▶ _Exercise prompt_
Would you repeat every line of the data exactly?

[Stored data entries]

::::

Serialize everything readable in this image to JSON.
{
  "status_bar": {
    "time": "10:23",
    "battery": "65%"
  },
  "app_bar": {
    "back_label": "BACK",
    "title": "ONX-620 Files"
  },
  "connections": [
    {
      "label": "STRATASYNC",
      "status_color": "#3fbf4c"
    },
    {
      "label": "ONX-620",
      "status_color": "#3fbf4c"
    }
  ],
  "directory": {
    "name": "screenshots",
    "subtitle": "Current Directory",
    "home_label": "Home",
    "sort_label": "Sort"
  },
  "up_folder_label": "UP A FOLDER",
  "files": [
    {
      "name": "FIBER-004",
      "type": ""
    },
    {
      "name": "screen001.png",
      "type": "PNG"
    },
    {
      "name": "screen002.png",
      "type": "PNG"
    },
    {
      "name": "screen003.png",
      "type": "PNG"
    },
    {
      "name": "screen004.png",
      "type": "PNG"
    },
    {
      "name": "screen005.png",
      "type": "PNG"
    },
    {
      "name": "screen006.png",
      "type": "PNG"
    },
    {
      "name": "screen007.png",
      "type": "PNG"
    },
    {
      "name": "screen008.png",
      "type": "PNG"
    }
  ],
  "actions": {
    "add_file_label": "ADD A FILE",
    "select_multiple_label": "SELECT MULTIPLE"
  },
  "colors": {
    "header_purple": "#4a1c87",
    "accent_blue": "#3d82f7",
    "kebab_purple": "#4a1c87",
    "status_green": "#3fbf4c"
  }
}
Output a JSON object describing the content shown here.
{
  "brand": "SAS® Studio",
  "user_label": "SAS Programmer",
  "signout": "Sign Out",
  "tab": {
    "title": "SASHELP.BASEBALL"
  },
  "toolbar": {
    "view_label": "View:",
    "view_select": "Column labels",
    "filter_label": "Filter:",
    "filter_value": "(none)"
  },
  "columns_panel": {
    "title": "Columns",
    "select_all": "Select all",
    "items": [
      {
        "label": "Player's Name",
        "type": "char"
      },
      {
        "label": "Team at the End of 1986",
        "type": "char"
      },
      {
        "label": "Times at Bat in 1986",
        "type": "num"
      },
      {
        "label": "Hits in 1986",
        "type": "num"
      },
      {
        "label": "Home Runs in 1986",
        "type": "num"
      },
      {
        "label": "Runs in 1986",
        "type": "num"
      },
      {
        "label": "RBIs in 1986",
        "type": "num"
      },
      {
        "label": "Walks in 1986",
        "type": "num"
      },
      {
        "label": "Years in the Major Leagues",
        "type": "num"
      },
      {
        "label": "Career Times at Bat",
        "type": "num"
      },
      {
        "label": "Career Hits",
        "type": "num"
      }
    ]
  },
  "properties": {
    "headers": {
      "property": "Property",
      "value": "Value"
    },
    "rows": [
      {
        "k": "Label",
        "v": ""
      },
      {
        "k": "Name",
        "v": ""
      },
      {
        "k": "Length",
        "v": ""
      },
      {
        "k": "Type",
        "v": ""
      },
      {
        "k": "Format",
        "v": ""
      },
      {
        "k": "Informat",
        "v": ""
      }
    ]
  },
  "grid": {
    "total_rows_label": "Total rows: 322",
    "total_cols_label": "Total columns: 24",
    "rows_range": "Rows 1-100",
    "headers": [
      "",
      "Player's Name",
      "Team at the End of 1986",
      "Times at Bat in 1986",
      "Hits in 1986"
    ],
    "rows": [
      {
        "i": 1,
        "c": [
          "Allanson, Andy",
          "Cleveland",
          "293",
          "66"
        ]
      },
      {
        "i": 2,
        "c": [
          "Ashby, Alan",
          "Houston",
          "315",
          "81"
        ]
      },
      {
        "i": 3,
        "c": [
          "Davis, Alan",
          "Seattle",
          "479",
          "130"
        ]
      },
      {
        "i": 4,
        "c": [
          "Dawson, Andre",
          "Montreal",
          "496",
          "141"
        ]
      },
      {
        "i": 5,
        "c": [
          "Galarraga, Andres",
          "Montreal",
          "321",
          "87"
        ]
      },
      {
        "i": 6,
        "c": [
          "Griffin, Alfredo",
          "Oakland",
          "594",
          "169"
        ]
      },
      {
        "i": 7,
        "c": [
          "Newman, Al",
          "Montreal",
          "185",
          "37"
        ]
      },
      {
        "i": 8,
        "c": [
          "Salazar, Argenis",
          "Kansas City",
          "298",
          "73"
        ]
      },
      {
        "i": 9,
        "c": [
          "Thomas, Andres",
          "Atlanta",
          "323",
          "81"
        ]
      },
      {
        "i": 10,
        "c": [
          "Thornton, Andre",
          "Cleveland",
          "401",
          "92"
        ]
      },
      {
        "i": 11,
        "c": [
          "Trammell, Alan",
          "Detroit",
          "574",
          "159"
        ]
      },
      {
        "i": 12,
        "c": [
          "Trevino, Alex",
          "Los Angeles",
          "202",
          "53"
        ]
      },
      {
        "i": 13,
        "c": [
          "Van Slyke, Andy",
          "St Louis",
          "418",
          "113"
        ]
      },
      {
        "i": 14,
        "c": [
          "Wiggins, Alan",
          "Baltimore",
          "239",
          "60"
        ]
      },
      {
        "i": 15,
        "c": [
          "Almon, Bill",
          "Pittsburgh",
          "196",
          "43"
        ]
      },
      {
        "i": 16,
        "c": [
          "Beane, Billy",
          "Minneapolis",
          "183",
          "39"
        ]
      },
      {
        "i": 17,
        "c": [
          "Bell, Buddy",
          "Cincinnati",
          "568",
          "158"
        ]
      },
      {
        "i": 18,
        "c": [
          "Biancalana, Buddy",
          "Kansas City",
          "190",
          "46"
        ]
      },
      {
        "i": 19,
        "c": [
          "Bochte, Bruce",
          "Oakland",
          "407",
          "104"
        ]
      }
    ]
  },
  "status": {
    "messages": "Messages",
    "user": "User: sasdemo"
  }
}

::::

▶ _Task result_
Serialize everything readable in this image to JSON.
{
  "status_bar": {
    "time": "10:23",
    "battery": "65%"
  },
  "app_bar": {
    "back_label": "BACK",
    "title": "ONX-620 Files"
  },
  "connections": [
    {
      "label": "STRATASYNC",
      "status_color": "#3fbf4c"
    },
    {
      "label": "ONX-620",
      "status_color": "#3fbf4c"
    }
  ],
  "directory": {
    "name": "screenshots",
    "subtitle": "Current Directory",
    "home_label": "Home",
    "sort_label": "Sort"
  },
  "up_folder_label": "UP A FOLDER",
  "files": [
    {
      "name": "FIBER-004",
      "type": ""
    },
    {
      "name": "screen001.png",
      "type": "PNG"
    },
    {
      "name": "screen002.png",
      "type": "PNG"
    },
    {
      "name": "screen003.png",
      "type": "PNG"
    },
    {
      "name": "screen004.png",
      "type": "PNG"
    },
    {
      "name": "screen005.png",
      "type": "PNG"
    },
    {
      "name": "screen006.png",
      "type": "PNG"
    },
    {
      "name": "screen007.png",
      "type": "PNG"
    },
    {
      "name": "screen008.png",
      "type": "PNG"
    }
  ],
  "actions": {
    "add_file_label": "ADD A FILE",
    "select_multiple_label": "SELECT MULTIPLE"
  },
  "colors": {
    "header_purple": "#4a1c87",
    "accent_blue": "#3d82f7",
    "kebab_purple": "#4a1c87",
    "status_green": "#3fbf4c"
  }
}
Output a JSON object describing the content shown here.
{
  "brand": "SAS® Studio",
  "user_label": "SAS Programmer",
  "signout": "Sign Out",
  "tab": {
    "title": "SASHELP.BASEBALL"
  },
  "toolbar": {
    "view_label": "View:",
    "view_select": "Column labels",
    "filter_label": "Filter:",
    "filter_value": "(none)"
  },
  "columns_panel": {
    "title": "Columns",
    "select_all": "Select all",
    "items": [
      {
        "label": "Player's Name",
        "type": "char"
      },
      {
        "label": "Team at the End of 1986",
        "type": "char"
      },
      {
        "label": "Times at Bat in 1986",
        "type": "num"
      },
      {
        "label": "Hits in 1986",
        "type": "num"
      },
      {
        "label": "Home Runs in 1986",
        "type": "num"
      },
      {
        "label": "Runs in 1986",
        "type": "num"
      },
      {
        "label": "RBIs in 1986",
        "type": "num"
      },
      {
        "label": "Walks in 1986",
        "type": "num"
      },
      {
        "label": "Years in the Major Leagues",
        "type": "num"
      },
      {
        "label": "Career Times at Bat",
        "type": "num"
      },
      {
        "label": "Career Hits",
        "type": "num"
      }
    ]
  },
  "properties": {
    "headers": {
      "property": "Property",
      "value": "Value"
    },
    "rows": [
      {
        "k": "Label",
        "v": ""
      },
      {
        "k": "Name",
        "v": ""
      },
      {
        "k": "Length",
        "v": ""
      },
      {
        "k": "Type",
        "v": ""
      },
      {
        "k": "Format",
        "v": ""
      },
      {
        "k": "Informat",
        "v": ""
      }
    ]
  },
  "grid": {
    "total_rows_label": "Total rows: 322",
    "total_cols_label": "Total columns: 24",
    "rows_range": "Rows 1-100",
    "headers": [
      "",
      "Player's Name",
      "Team at the End of 1986",
      "Times at Bat in 1986",
      "Hits in 1986"
    ],
    "rows": [
      {
        "i": 1,
        "c": [
          "Allanson, Andy",
          "Cleveland",
          "293",
          "66"
        ]
      },
      {
        "i": 2,
        "c": [
          "Ashby, Alan",
          "Houston",
          "315",
          "81"
        ]
      },
      {
        "i": 3,
        "c": [
          "Davis, Alan",
          "Seattle",
          "479",
          "130"
        ]
      },
      {
        "i": 4,
        "c": [
          "Dawson, Andre",
          "Montreal",
          "496",
          "141"
        ]
      },
      {
        "i": 5,
        "c": [
          "Galarraga, Andres",
          "Montreal",
          "321",
          "87"
        ]
      },
      {
        "i": 6,
        "c": [
          "Griffin, Alfredo",
          "Oakland",
          "594",
          "169"
        ]
      },
      {
        "i": 7,
        "c": [
          "Newman, Al",
          "Montreal",
          "185",
          "37"
        ]
      },
      {
        "i": 8,
        "c": [
          "Salazar, Argenis",
          "Kansas City",
          "298",
          "73"
        ]
      },
      {
        "i": 9,
        "c": [
          "Thomas, Andres",
          "Atlanta",
          "323",
          "81"
        ]
      },
      {
        "i": 10,
        "c": [
          "Thornton, Andre",
          "Cleveland",
          "401",
          "92"
        ]
      },
      {
        "i": 11,
        "c": [
          "Trammell, Alan",
          "Detroit",
          "574",
          "159"
        ]
      },
      {
        "i": 12,
        "c": [
          "Trevino, Alex",
          "Los Angeles",
          "202",
          "53"
        ]
      },
      {
        "i": 13,
        "c": [
          "Van Slyke, Andy",
          "St Louis",
          "418",
          "113"
        ]
      },
      {
        "i": 14,
        "c": [
          "Wiggins, Alan",
          "Baltimore",
          "239",
          "60"
        ]
      },
      {
        "i": 15,
        "c": [
          "Almon, Bill",
          "Pittsburgh",
          "196",
          "43"
        ]
      },
      {
        "i": 16,
        "c": [
          "Beane, Billy",
          "Minneapolis",
          "183",
          "39"
        ]
      },
      {
        "i": 17,
        "c": [
          "Bell, Buddy",
          "Cincinnati",
          "568",
          "158"
        ]
      },
      {
        "i": 18,
        "c": [
          "Biancalana, Buddy",
          "Kansas City",
          "190",
          "46"
        ]
      },
      {
        "i": 19,
        "c": [
          "Bochte, Bruce",
          "Oakland",
          "407",
          "104"
        ]
      }
    ]
  },
  "status": {
    "messages": "Messages",
    "user": "User: sasdemo"
  }
}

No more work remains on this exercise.